This video from the Centres for Disease Control and Prevention introduces the positive benefits exercise has on health including disease prevention, longevity, weight control, and better sleep. It also explains aerobic activity and muscle strength training.
Video: “Physical Activity Guidelines” (length 4:42)
It’s also interesting to note how different dimensions of health affect each other. Physical health can impact emotional health and mental health.
Video: “Exercise and the Brain” (length 4:18)
This neuroscientist, Wendy Suzuki, explains the positive impact exercise has on memory, learning, mood and health. In fact, it highlights the brain-changing effects of exercise in this fascinating Ted Talk.
Video: “The Brain-changing Effects of Exercise | Wendy Suzuki” (length 13:03)
The next video talks about the effects exercise has on mental wellness for students.

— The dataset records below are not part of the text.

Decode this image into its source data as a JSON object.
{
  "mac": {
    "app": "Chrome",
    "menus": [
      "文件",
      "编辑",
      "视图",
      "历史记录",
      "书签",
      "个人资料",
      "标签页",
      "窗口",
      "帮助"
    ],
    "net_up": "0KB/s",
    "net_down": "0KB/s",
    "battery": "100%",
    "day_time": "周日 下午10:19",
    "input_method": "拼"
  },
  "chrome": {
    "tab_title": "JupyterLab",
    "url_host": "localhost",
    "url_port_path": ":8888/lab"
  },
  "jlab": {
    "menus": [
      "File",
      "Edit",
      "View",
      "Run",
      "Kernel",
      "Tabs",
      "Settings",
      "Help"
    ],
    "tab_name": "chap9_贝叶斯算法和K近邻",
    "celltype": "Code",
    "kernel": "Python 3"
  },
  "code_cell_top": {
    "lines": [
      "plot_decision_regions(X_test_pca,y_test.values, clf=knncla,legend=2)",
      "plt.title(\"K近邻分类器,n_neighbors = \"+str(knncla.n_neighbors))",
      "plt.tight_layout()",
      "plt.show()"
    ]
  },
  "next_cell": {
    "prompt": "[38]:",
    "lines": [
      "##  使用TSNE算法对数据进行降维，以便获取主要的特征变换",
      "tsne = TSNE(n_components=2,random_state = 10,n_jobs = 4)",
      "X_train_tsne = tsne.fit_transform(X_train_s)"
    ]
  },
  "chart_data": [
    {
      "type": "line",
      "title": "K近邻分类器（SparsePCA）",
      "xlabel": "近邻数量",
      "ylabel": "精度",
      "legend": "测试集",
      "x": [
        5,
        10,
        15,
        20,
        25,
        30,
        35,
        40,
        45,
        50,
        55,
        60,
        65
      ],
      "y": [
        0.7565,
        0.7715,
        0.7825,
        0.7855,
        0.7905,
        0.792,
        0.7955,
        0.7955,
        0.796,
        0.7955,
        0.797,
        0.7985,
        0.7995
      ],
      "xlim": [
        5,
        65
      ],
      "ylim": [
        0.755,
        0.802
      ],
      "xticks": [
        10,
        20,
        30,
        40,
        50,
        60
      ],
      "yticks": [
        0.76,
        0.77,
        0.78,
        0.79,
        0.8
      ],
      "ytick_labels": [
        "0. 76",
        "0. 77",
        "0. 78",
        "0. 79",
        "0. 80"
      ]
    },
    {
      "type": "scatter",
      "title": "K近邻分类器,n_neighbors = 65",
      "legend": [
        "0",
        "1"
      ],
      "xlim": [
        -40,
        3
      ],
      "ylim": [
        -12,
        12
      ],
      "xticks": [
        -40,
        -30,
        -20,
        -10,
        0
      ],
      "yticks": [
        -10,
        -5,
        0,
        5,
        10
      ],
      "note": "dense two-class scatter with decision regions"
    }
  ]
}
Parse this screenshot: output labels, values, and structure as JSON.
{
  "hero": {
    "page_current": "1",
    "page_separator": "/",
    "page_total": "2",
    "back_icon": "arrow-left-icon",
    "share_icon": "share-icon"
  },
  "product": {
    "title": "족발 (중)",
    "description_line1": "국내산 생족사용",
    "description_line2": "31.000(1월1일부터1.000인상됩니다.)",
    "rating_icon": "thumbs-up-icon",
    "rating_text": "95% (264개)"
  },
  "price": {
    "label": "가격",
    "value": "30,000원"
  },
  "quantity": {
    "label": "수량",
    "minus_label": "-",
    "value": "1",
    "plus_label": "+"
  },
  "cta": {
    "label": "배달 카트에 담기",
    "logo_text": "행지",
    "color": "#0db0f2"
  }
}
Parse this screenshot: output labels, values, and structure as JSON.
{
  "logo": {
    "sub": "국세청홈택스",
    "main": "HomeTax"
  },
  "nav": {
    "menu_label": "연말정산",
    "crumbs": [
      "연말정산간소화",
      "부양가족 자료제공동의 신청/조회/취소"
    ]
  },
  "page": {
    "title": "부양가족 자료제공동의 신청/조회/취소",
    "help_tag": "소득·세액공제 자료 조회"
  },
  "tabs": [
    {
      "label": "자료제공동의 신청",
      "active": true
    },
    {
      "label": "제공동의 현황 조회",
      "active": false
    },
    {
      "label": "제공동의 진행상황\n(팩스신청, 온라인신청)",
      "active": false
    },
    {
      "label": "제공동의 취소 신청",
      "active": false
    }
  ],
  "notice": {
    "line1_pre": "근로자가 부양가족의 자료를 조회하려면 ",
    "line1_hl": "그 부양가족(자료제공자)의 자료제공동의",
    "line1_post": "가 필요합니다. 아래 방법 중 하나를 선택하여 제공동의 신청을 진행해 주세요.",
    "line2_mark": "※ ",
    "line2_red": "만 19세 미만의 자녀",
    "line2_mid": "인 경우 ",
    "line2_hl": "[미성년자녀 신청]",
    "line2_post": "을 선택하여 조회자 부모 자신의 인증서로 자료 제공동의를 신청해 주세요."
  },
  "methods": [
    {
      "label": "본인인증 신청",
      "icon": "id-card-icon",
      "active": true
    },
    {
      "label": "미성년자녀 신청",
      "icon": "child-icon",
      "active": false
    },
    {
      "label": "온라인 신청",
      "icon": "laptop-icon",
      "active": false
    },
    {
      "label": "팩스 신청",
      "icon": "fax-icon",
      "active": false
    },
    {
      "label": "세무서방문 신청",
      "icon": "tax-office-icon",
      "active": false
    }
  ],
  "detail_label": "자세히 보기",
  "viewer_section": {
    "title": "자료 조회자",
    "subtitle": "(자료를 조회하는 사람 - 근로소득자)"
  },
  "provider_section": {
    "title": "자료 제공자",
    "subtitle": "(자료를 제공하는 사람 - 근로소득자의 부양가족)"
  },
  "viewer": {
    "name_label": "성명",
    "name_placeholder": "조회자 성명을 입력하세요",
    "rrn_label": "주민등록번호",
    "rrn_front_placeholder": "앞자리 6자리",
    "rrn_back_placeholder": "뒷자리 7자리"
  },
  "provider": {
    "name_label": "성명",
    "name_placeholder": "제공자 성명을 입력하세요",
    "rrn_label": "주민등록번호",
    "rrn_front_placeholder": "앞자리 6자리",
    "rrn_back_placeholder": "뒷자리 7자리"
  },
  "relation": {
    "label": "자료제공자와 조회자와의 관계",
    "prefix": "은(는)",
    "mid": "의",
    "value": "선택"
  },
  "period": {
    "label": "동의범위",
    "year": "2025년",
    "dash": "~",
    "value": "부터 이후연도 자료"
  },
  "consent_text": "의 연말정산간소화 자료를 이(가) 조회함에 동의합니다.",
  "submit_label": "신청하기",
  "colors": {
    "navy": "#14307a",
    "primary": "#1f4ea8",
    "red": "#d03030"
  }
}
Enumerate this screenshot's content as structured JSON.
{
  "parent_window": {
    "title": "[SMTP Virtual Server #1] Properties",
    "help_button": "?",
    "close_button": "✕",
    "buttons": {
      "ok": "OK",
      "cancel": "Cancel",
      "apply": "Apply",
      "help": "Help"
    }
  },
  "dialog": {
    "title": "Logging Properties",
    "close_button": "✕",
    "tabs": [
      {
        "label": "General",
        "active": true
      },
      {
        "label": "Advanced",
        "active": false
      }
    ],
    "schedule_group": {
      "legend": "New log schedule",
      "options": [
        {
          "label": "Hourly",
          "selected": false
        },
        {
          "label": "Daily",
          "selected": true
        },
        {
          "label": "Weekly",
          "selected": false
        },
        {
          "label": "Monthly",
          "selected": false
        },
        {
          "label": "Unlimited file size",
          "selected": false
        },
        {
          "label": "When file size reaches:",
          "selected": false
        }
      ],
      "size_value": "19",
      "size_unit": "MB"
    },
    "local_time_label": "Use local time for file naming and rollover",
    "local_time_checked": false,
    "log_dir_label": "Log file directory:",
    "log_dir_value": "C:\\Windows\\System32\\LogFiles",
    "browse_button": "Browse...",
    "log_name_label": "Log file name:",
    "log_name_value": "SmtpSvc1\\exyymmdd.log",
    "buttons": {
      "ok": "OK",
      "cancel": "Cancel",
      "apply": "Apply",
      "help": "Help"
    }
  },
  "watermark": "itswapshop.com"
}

Video: “Exercise and Mental Health” (length 3:35)
Consider the various aspects of personal wellness and health (physical, emotional, mental, spiritual) listed in this unit and take an inventory of your own wellness. In what ways are you doing well? What ways could use improvement? Can you set some short and long term goals for your personal wellness?
Your report should be approximately one page.
One activity can contribute to many aspects of personal wellness. An outing such as hiking incorporates physical exercise, fresh air, social time with friends, and time of contemplation in nature.
- This chapter was adapted from “Personal Wellness” from the EDCP Career Planning Open Course by Mary Shier. CC BY.
- The second, third, and fourth paragraphs under the “Aspects of Personal Wellness” heading are from “Physical and Mental Health” in Strategies for Academic Success by Liv Marken. Adapted by Mary Shier. CC BY-NC-SA.
- Physical Activity Guidelines – Introduction by Centers for Disease Control and Prevention. Standard YouTube licence.
- Exercise and the Brain by Demystifying Medicine. Standard YouTube Licence.
- The brain-changing benefits of exercise | Wendy Suzuki by Ted. Standard YouTube licence.
- Exercise and Mental Health by Demystifying Medicine. Standard YouTube Licence.
- Weight Loss Yoga Synergy © Jasmine Kaloudis is licensed under a CC BY-ND (Attribution NoDerivatives) license
- Children Playing © Clker-Free-Vector-Images, pixabay is licensed under a Public Domain license
- Spiritual © Free photos, pixabay is licensed under a Public Domain license
- Praying © waldryano, pixabay is licensed under a Public Domain license
- Faith, love, hope © geralt, pixabay is licensed under a Public Domain (No Rights Reserved) license
- Gordon Shier © Mary Shier is licensed under a CC BY (Attribution) license
- Hiking Goldilocks July 2019 © Mary Shier is licensed under a CC BY (Attribution) license
- The National Center for Chronic Disease Prevention and Health Promotion, Center for Disease Control and Prevention, 2014, https://doi.org/10.1016/S0140-6736(14)60648-6 ↵